**Material for the task:**

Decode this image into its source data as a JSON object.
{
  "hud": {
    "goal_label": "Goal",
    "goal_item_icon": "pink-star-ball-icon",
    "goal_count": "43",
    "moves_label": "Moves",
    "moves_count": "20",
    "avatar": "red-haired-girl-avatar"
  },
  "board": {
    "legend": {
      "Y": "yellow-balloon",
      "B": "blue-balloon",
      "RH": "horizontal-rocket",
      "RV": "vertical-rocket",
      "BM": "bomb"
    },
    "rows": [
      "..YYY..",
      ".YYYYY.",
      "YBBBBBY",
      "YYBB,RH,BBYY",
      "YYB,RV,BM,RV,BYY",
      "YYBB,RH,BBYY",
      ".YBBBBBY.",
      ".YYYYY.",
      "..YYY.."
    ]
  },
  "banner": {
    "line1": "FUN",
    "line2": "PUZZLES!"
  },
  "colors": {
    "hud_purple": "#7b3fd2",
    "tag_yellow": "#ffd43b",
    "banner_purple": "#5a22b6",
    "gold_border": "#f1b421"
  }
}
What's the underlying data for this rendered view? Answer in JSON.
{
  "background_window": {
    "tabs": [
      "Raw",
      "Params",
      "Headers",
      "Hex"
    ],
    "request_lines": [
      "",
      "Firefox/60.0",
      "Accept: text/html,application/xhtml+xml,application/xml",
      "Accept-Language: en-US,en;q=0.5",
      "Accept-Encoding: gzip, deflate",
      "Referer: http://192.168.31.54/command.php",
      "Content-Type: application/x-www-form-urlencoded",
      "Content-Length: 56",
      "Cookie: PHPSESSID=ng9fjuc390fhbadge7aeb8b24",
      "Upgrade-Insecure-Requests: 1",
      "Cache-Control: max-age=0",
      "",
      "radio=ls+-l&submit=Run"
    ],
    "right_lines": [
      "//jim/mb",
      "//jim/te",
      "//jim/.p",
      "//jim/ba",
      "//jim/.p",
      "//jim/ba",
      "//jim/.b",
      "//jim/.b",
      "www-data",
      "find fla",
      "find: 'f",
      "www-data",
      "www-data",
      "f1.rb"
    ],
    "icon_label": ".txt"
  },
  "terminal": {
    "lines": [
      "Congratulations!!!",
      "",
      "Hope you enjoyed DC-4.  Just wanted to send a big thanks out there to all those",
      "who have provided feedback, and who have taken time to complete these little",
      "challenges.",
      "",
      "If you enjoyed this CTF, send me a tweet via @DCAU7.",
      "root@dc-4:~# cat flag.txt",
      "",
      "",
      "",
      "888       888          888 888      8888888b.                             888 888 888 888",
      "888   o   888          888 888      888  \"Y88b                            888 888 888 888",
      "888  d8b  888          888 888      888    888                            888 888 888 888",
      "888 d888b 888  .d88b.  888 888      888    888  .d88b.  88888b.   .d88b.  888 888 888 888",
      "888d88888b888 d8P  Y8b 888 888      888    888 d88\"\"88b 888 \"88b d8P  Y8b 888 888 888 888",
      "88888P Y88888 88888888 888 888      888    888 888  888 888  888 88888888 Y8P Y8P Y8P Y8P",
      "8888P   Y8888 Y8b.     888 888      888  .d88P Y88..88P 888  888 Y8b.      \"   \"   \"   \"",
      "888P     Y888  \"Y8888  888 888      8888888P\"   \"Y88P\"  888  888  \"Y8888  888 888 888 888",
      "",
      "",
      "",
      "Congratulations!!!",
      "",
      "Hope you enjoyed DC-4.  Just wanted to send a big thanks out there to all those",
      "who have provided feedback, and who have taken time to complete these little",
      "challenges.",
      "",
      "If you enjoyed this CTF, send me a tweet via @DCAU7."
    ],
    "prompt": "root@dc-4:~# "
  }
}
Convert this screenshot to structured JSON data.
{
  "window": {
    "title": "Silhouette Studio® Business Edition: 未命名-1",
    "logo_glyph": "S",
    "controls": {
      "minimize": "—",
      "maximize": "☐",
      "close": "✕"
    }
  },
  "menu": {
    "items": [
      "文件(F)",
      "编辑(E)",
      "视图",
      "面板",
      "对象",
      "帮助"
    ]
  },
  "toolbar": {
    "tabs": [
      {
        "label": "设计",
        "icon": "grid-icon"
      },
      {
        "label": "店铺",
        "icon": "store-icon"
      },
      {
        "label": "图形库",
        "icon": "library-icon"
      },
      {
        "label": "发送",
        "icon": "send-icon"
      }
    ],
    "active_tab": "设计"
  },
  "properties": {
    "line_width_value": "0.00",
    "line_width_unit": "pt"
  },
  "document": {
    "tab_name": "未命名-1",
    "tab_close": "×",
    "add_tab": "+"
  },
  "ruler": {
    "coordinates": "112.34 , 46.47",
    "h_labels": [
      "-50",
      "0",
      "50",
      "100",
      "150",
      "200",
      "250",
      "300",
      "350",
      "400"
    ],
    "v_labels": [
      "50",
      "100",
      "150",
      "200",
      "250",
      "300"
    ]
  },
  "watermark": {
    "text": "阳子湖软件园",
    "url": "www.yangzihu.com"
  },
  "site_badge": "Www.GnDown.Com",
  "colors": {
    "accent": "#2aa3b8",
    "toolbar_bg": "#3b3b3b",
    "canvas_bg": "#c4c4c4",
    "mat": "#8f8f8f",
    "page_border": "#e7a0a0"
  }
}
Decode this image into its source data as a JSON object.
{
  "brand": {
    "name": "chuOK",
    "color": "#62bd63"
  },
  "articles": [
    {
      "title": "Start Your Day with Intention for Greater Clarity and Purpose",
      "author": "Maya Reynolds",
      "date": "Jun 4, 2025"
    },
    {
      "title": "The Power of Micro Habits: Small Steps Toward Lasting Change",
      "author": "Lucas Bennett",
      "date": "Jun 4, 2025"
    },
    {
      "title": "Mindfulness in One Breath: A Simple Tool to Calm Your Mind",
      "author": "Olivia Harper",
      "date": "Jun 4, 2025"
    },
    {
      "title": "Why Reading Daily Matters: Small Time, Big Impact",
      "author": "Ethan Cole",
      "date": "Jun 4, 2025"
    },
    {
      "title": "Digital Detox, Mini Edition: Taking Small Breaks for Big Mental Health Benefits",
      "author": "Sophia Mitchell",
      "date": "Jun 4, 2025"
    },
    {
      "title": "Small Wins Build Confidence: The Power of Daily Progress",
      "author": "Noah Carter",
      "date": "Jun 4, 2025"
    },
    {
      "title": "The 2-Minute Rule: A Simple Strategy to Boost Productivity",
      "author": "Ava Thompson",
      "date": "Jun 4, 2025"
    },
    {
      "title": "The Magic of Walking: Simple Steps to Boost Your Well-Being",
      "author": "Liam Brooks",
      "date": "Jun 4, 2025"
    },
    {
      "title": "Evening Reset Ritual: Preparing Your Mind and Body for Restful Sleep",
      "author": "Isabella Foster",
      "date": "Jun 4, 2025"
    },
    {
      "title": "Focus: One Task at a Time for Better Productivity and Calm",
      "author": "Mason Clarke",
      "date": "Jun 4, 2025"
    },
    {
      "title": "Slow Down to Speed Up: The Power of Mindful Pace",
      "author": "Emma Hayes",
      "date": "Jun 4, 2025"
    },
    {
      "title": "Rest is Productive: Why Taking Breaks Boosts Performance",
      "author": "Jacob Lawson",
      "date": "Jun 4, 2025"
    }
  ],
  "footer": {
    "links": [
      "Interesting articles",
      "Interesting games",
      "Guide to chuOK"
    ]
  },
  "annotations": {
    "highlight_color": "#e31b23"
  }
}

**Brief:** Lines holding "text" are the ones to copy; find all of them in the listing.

**Result for this task:**
      "Accept: text/html,application/xhtml+xml,application/xml",
    "text": "阳子湖软件园",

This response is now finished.